Development of a long-range European-theater mobile ballistic missile system for use by the United States and its NATO allies has been authorized by House and Senate conferees in the fiscal 1979 defense authorization bill.

Currently, the Pershing, "with a stated range of 400 miles, has the longest range of any missile in the NATO arsenal.

Deployed with U.S. and West German forces the Pershing could not reach Soviet soil.

The missile system envisioned by the conferees would have a much greater range and would be able to hit targets in the Soviet Union. The conferees' report will be released today.

In the late 1950s and the 1960s, Pentagon efforts to develop similar missile systems were halted because, as one former Defense Department official put it yesterday, "our diplomats did not want something on the (European) continent hat could strike the Soviet homeland."

Now, however, congressional sources say the proposed new system is being pushed to counter the new Soviet intermediate-range SS20 mobile missile. Deployed in western Russia, the SS20 is aimed at NATO targets more than 1,000 miles away.

President Carter and other western leaders have criticized the SS20 calling it an example of Soviet escalation of arms in the European theater.

The manner in which the House-Senate conferees proposed that the new missile program be financed may resurrect interservice rivalries that existed over control of missile systems.

The conferees took $10.1 million from the Army's research and development account - money requested to continue development of a new Pershing II - and gave it to the Air Force with an additional $99 million.

That $20 million the conferees said, was to be used for continued development of the Pershing II reentry vehicle "and to initiate a $2 million design effort for a long-range mobile ballistic nuclear missile."

Yesterday, neither the White House nor the Defense Department would comment on the conferees' action.

One administration source said an interagency study of theater nuclear weapons is under way and would lead to a presidential decision this fall on what weapons should be developed.

"It looks like Congress is trying to get into this policymaking operation before it is finished," one administration officail said.

The Pershing has always had some controversy surrounding it, particularly its range.

Its currently stated range, 400 miles, was first established under an interservice agreement reached in the 1950s when the Army was taken out of the long-range missile game.

Army missilemen, however, were reportedly not deterred by that decision, a former officer said recently. He and other Army officers said privately that the Pershing now deployed in Europe could probably be fired more than 700 miles.
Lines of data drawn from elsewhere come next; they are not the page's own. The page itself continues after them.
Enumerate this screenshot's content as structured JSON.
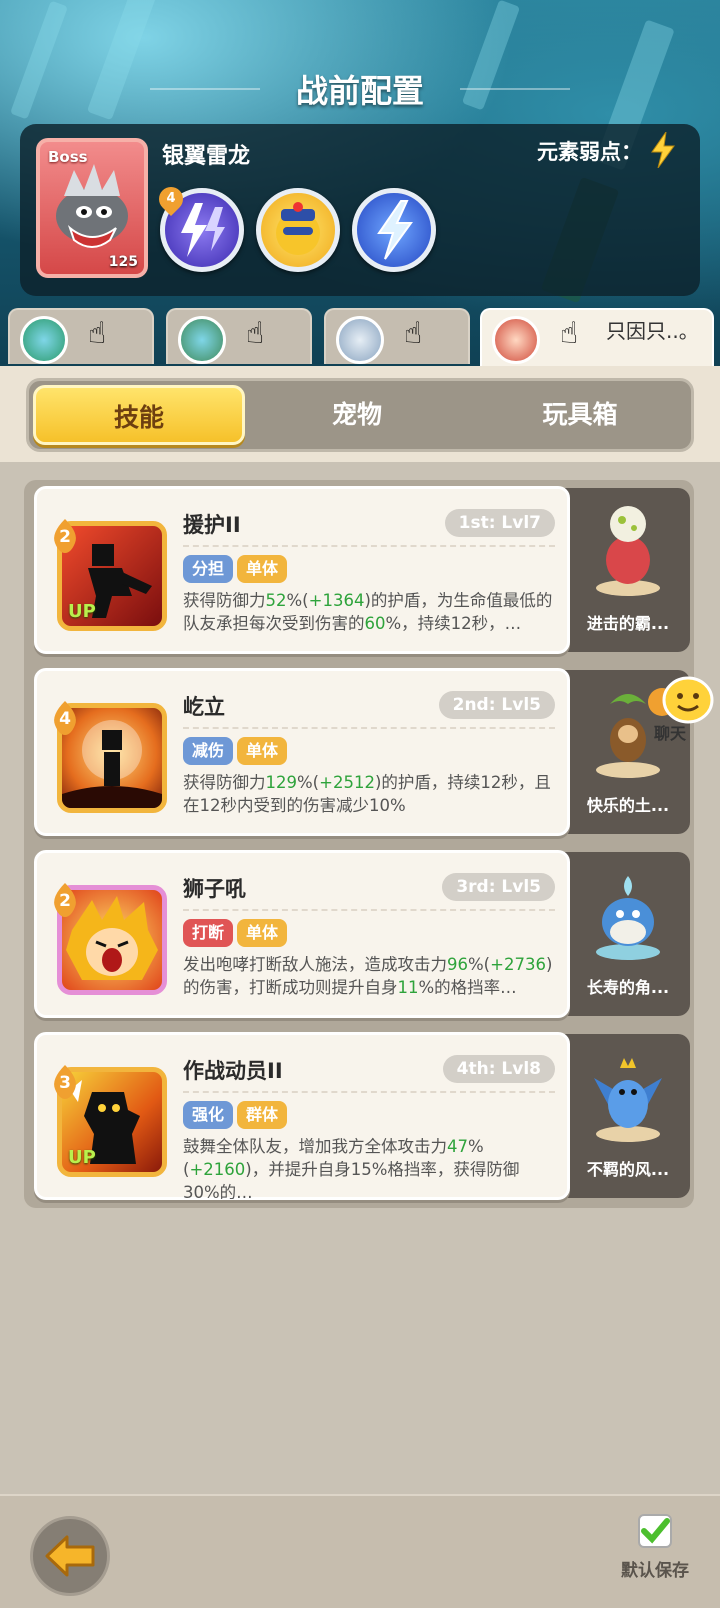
{
  "screen_title": "战前配置",
  "boss": {
    "tag": "Boss",
    "name": "银翼雷龙",
    "level": "125",
    "weakness_label": "元素弱点：",
    "weakness_icon": "lightning-icon",
    "skills": [
      {
        "badge": "4",
        "icon": "double-lightning-icon"
      },
      {
        "badge": "",
        "icon": "robot-face-icon"
      },
      {
        "badge": "",
        "icon": "lightning-icon"
      }
    ]
  },
  "heroes": [
    {
      "name": "",
      "active": false
    },
    {
      "name": "",
      "active": false
    },
    {
      "name": "",
      "active": false
    },
    {
      "name": "只因只..。",
      "active": true
    }
  ],
  "tabs": [
    "技能",
    "宠物",
    "玩具箱"
  ],
  "active_tab": 0,
  "skills": [
    {
      "name": "援护II",
      "slot": "1st: Lvl7",
      "level": "2",
      "up": "UP",
      "tags": [
        "分担",
        "单体"
      ],
      "desc_parts": [
        "获得防御力",
        "52",
        "%(",
        "+1364",
        ")的护盾，为生命值最低的队友承担每次受到伤害的",
        "60",
        "%，持续12秒，…"
      ],
      "pet": "进击的霸..."
    },
    {
      "name": "屹立",
      "slot": "2nd: Lvl5",
      "level": "4",
      "up": "",
      "tags": [
        "减伤",
        "单体"
      ],
      "desc_parts": [
        "获得防御力",
        "129",
        "%(",
        "+2512",
        ")的护盾，持续12秒，且在12秒内受到的伤害减少10%",
        "",
        ""
      ],
      "pet": "快乐的土..."
    },
    {
      "name": "狮子吼",
      "slot": "3rd: Lvl5",
      "level": "2",
      "up": "",
      "tags": [
        "打断",
        "单体"
      ],
      "desc_parts": [
        "发出咆哮打断敌人施法，造成攻击力",
        "96",
        "%(",
        "+2736",
        ")的伤害，打断成功则提升自身",
        "11",
        "%的格挡率…"
      ],
      "pet": "长寿的角..."
    },
    {
      "name": "作战动员II",
      "slot": "4th: Lvl8",
      "level": "3",
      "up": "UP",
      "tags": [
        "强化",
        "群体"
      ],
      "desc_parts": [
        "鼓舞全体队友，增加我方全体攻击力",
        "47",
        "%(",
        "+2160",
        ")，并提升自身15%格挡率，获得防御30%的…",
        "",
        ""
      ],
      "pet": "不羁的风..."
    }
  ],
  "chat_label": "聊天",
  "save_label": "默认保存"
}
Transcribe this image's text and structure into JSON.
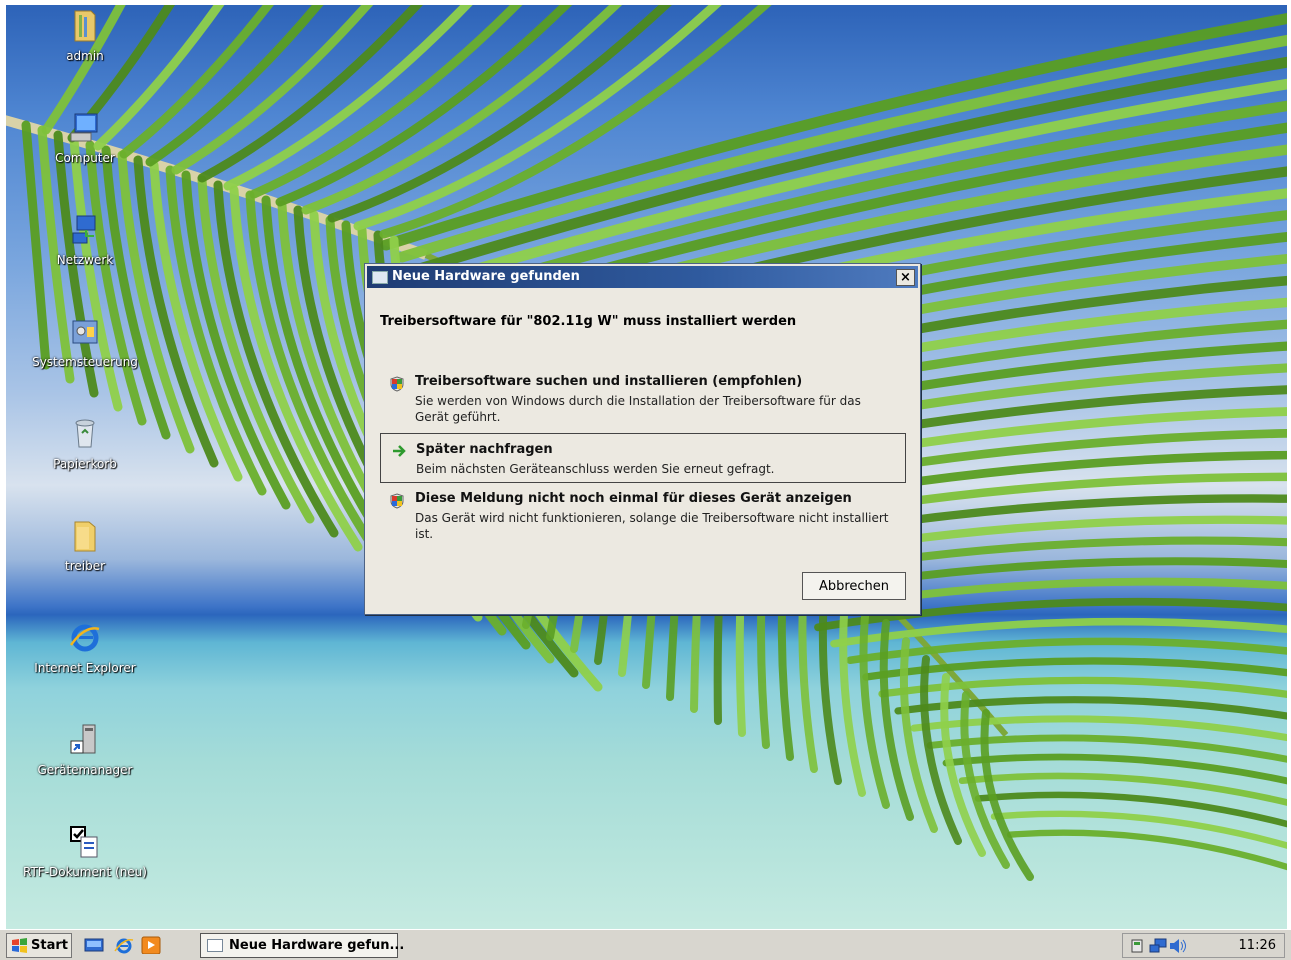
{
  "desktop": {
    "icons": [
      {
        "label": "admin",
        "icon": "user-folder-icon"
      },
      {
        "label": "Computer",
        "icon": "computer-icon"
      },
      {
        "label": "Netzwerk",
        "icon": "network-icon"
      },
      {
        "label": "Systemsteuerung",
        "icon": "control-panel-icon"
      },
      {
        "label": "Papierkorb",
        "icon": "recycle-bin-icon"
      },
      {
        "label": "treiber",
        "icon": "folder-icon"
      },
      {
        "label": "Internet Explorer",
        "icon": "internet-explorer-icon"
      },
      {
        "label": "Gerätemanager",
        "icon": "device-manager-shortcut-icon"
      },
      {
        "label": "RTF-Dokument (neu)",
        "icon": "rtf-document-icon"
      }
    ]
  },
  "dialog": {
    "title": "Neue Hardware gefunden",
    "close_label": "×",
    "heading": "Treibersoftware für \"802.11g W\" muss installiert werden",
    "options": [
      {
        "title": "Treibersoftware suchen und installieren (empfohlen)",
        "description": "Sie werden von Windows durch die Installation der Treibersoftware für das Gerät geführt.",
        "icon": "shield-icon"
      },
      {
        "title": "Später nachfragen",
        "description": "Beim nächsten Geräteanschluss werden Sie erneut gefragt.",
        "icon": "green-arrow-icon"
      },
      {
        "title": "Diese Meldung nicht noch einmal für dieses Gerät anzeigen",
        "description": "Das Gerät wird nicht funktionieren, solange die Treibersoftware nicht installiert ist.",
        "icon": "shield-icon"
      }
    ],
    "cancel_label": "Abbrechen"
  },
  "taskbar": {
    "start_label": "Start",
    "quick_launch": [
      "show-desktop-icon",
      "internet-explorer-icon",
      "media-player-icon"
    ],
    "task_item_label": "Neue Hardware gefun...",
    "tray_icons": [
      "safely-remove-hardware-icon",
      "network-icon",
      "volume-icon"
    ],
    "clock": "11:26"
  },
  "colors": {
    "titlebar": "#1f3c73",
    "dialog_bg": "#ece9e1",
    "taskbar_bg": "#d8d6cf"
  }
}
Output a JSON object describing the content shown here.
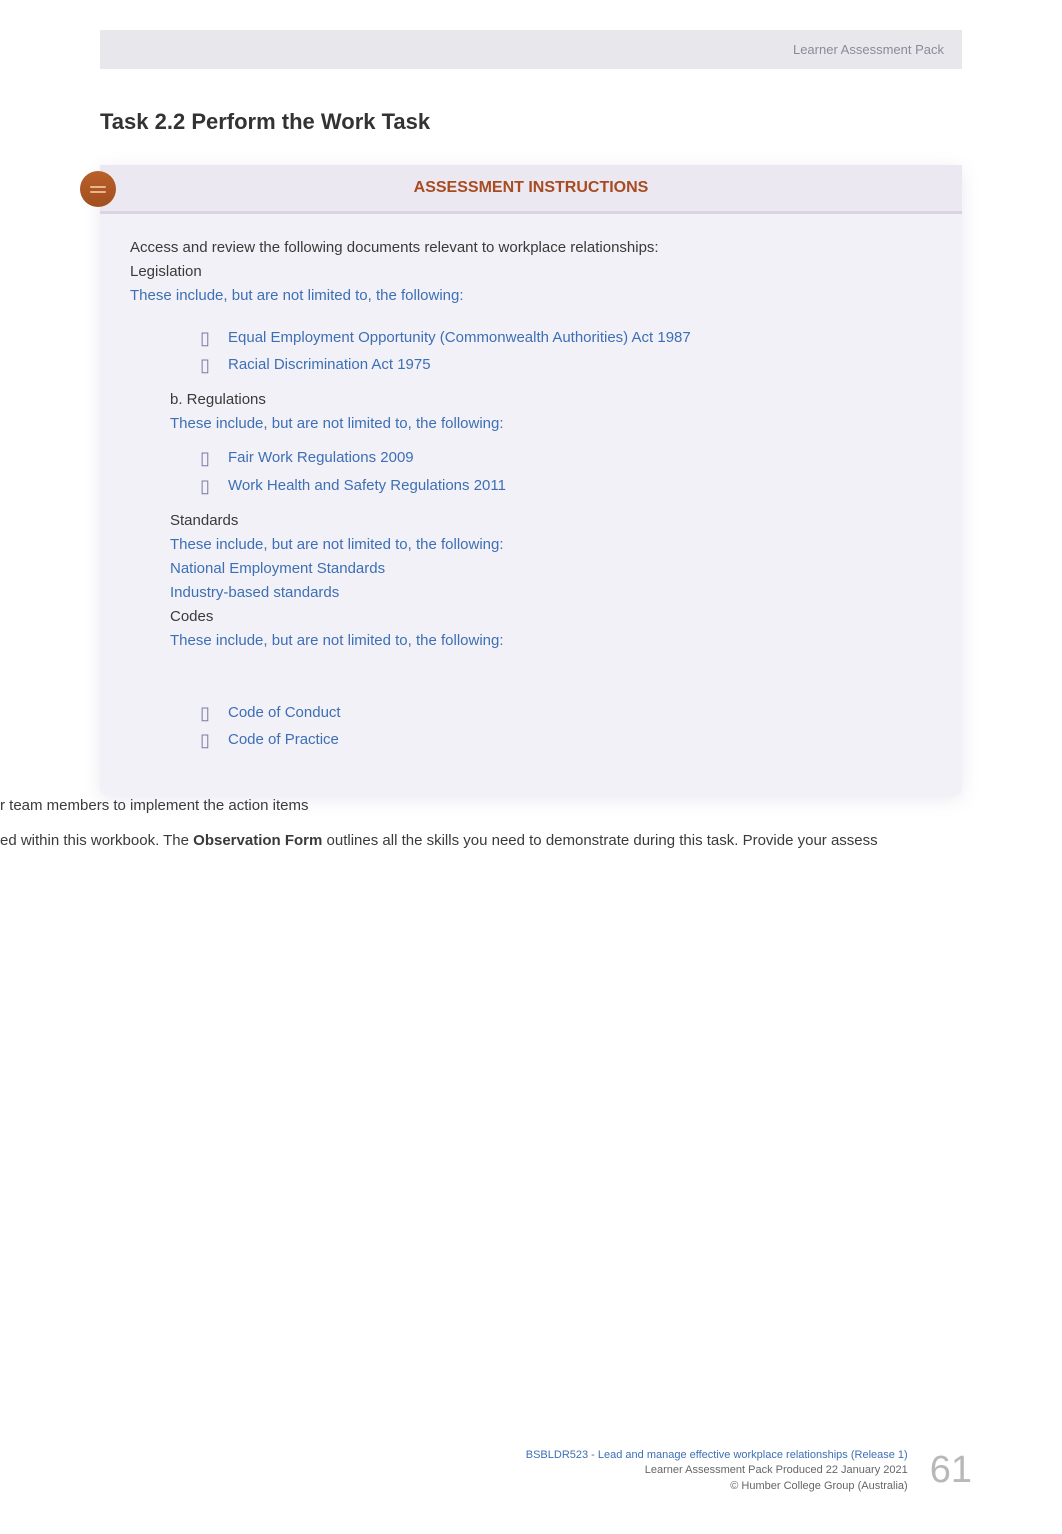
{
  "header": {
    "label": "Learner Assessment Pack"
  },
  "task_heading": "Task 2.2 Perform the Work Task",
  "assessment": {
    "title": "ASSESSMENT INSTRUCTIONS",
    "intro_line1": "Access and review the following documents relevant to workplace relationships:",
    "legislation_label": "Legislation",
    "these_include": "These include, but are not limited to, the following:",
    "bullets_a": [
      "Equal Employment Opportunity (Commonwealth Authorities) Act 1987",
      "Racial Discrimination Act 1975"
    ],
    "regulations_label": "b.   Regulations",
    "bullets_b": [
      "Fair Work Regulations 2009",
      "Work Health and Safety Regulations 2011"
    ],
    "standards_label": "Standards",
    "standards_lines": [
      "These include, but are not limited to, the following:",
      "National Employment Standards",
      "Industry-based standards"
    ],
    "codes_label": "Codes",
    "codes_include": "These include, but are not limited to, the following:",
    "bullets_codes": [
      "Code of Conduct",
      "Code of Practice"
    ]
  },
  "cut_text_1": "r  team  members  to  implement  the  action  items",
  "cut_text_2_prefix": "ed within this workbook. The ",
  "cut_text_2_bold": "Observation Form",
  "cut_text_2_suffix": " outlines all the skills you need to demonstrate during this task. Provide your assess",
  "footer": {
    "line1": "BSBLDR523 - Lead and manage effective workplace relationships (Release 1)",
    "line2": "Learner  Assessment  Pack  Produced  22  January  2021",
    "line3": "© Humber College Group (Australia)",
    "page_num": "61"
  }
}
With reported yield ranging from 60 kilotons to more than 375 kilotons, it is supposed to be aimed at Warsaw Pact airbases and other military targets.

Many of the 180 Pershing launchers in Europe are on 15-minute alert.

The Pershing II has been under way for four years and is said to have a particularly accurate reentry vehicle.

When the missile gets to within a certain altitude above the target the nose cone radar matches what it picks up from the ground with a prestored reference map of the area.

It then automatically corrects itself to give it increased accuracy.